Hawaii and North Dakota collect the most in statewide sales tax per capita at $2,090 and $1,835 respectively, but both states’ sales tax baseThe tax base is the total amount of income, property, assets, consumption, transactions, or other economic activity subject to taxation by a tax authority. A narrow tax base is non-neutral and inefficient. A broad tax base reduces tax administration costs and allows more revenue to be raised at lower rates. is extremely broad and includes many services, so they’re not strictly comparable to other states. Among the more comparable states, Washington state collects the most per capita ($1,746), followed by Nevada ($1,412). On the opposite end of the spectrum, Georgia ($515) and Alabama ($507) collect the least per capita.

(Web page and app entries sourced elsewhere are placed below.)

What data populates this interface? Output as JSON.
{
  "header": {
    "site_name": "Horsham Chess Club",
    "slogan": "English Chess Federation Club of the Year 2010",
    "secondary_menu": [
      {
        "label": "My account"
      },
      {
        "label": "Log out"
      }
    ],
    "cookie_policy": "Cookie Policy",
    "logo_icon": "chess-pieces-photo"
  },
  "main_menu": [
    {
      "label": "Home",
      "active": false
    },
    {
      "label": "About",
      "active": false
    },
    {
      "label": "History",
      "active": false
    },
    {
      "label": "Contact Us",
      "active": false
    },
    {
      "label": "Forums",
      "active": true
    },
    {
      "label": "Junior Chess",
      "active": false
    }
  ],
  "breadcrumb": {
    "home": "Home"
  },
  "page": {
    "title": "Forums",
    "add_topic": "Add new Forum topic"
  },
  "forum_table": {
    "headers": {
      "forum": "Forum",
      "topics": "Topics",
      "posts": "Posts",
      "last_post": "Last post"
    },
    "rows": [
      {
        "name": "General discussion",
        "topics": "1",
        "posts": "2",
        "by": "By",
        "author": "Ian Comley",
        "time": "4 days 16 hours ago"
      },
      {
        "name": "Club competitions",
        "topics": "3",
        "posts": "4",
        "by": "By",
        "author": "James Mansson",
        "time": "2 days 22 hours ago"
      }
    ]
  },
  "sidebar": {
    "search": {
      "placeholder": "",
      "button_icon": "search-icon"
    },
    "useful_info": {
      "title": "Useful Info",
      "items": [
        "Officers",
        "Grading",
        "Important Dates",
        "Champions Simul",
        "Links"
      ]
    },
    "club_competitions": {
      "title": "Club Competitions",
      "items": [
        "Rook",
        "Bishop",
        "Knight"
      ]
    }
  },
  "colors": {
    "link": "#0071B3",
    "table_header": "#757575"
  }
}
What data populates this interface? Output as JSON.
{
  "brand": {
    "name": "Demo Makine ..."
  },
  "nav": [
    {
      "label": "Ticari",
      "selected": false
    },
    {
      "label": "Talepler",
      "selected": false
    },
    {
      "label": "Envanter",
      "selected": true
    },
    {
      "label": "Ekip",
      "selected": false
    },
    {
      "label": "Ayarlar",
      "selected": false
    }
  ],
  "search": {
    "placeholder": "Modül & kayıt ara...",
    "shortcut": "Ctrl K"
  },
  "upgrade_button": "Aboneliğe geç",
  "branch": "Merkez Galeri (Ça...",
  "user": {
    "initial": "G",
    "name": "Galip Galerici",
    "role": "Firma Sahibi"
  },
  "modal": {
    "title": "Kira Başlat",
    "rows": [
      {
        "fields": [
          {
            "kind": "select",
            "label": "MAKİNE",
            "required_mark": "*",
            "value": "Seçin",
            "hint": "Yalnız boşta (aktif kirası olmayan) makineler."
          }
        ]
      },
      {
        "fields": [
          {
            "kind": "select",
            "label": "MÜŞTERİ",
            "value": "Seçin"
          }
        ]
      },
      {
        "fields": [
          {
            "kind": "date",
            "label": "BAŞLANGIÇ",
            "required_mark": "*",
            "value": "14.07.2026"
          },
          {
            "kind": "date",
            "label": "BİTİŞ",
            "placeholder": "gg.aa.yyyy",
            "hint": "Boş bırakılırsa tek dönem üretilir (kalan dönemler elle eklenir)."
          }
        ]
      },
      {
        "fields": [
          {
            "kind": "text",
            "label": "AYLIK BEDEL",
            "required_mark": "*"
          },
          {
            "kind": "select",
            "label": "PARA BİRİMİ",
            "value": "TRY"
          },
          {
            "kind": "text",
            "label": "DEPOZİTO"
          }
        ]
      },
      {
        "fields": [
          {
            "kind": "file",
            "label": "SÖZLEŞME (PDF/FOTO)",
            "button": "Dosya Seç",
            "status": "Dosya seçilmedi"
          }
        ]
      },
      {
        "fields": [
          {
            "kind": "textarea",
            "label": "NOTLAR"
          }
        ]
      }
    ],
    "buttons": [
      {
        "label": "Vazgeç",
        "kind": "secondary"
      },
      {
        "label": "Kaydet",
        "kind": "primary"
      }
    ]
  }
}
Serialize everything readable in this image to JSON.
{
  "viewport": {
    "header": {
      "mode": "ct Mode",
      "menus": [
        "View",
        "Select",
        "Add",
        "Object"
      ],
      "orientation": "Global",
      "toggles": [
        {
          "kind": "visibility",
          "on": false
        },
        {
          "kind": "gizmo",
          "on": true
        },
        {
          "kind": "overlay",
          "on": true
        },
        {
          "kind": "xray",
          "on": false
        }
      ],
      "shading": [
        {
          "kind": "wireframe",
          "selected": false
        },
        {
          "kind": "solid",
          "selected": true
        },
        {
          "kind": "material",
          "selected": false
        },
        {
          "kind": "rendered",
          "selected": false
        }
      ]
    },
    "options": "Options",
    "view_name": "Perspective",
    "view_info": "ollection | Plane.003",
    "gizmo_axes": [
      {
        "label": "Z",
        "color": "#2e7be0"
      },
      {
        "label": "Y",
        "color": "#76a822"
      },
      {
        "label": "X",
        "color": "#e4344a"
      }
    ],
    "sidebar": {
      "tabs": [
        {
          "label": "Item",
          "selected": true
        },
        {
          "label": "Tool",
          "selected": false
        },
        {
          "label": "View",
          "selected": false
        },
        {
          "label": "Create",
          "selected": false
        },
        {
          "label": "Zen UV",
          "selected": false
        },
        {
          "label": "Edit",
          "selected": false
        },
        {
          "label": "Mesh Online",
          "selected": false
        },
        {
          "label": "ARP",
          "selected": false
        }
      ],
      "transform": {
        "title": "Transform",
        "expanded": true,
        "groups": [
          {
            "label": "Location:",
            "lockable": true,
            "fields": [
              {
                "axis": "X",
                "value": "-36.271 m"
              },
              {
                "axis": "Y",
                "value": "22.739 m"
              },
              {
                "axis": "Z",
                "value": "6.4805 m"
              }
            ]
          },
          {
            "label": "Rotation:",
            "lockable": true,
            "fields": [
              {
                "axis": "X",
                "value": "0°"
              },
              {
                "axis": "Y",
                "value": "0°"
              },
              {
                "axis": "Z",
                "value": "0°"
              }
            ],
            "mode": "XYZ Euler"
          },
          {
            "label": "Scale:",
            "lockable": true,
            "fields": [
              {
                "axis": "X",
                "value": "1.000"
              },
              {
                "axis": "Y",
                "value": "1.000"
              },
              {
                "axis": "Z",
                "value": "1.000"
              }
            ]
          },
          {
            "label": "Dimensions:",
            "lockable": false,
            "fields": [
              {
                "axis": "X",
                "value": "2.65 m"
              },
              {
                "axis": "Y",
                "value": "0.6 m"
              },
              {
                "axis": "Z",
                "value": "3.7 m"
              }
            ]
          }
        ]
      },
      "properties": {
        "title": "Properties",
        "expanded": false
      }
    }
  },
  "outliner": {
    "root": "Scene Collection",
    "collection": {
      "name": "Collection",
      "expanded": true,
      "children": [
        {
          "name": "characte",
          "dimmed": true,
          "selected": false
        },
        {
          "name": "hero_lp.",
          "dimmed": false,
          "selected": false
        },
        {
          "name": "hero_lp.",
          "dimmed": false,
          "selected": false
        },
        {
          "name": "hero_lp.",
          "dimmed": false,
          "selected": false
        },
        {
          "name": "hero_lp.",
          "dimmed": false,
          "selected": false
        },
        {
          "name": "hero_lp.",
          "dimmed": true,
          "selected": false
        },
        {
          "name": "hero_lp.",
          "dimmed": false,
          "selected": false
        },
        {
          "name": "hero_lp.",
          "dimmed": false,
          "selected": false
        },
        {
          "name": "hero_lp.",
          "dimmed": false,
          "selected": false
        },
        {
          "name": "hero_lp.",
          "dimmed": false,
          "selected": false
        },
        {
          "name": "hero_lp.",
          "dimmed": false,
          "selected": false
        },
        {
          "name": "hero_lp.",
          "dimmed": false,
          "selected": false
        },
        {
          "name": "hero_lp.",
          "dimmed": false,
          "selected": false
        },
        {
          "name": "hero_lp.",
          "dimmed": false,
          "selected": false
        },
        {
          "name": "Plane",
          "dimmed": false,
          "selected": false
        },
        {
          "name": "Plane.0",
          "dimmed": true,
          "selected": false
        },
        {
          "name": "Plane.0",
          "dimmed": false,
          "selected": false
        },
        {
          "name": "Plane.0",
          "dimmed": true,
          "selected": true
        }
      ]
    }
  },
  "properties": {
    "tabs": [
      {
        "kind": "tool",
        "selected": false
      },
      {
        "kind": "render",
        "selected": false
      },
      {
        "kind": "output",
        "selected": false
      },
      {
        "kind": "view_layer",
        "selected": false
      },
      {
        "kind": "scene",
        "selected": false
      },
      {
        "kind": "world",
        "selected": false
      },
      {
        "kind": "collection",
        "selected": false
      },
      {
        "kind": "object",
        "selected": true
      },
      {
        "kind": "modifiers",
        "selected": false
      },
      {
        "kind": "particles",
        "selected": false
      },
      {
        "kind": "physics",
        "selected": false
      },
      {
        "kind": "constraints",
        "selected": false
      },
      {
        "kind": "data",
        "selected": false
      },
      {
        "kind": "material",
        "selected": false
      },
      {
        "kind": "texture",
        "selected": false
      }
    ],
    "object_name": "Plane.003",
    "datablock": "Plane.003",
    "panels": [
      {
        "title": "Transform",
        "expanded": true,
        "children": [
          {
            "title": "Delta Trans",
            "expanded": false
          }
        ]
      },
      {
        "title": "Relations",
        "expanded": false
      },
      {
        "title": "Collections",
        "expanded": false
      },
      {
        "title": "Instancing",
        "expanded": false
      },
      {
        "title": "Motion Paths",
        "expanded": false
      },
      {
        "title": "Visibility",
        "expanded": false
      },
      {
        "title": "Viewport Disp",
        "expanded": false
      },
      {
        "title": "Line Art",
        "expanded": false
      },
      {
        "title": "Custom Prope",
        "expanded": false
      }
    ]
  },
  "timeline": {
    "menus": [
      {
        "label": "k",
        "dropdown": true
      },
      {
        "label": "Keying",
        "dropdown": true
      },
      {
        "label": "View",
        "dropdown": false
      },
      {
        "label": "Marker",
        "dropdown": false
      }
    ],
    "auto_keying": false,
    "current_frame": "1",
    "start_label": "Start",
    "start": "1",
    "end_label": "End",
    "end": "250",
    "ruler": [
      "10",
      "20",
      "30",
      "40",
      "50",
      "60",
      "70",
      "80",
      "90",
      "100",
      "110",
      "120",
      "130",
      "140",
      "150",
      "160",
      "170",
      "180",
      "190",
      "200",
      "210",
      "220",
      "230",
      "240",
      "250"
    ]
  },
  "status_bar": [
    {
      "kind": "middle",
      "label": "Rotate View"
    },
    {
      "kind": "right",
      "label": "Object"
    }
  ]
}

State General Sales Tax Collections per Capita, FY 2015

In most states, however, the sales tax is not as productive as it could be for two major reasons: the sales tax typically does not tax services and it typically exempts many final consumer goods that should be taxed. The exemption of services from the sales tax base is largely a historical accident, but has significant consequences today as the economy has transitioned from goods-based to service-based. Additionally, many states exempt certain goods (such as groceries or clothing) for political reasons, further narrowing the sales tax base. If states are willing to adjust their sales tax base, they could afford to lower the sales tax rate while generating the same amount of revenue.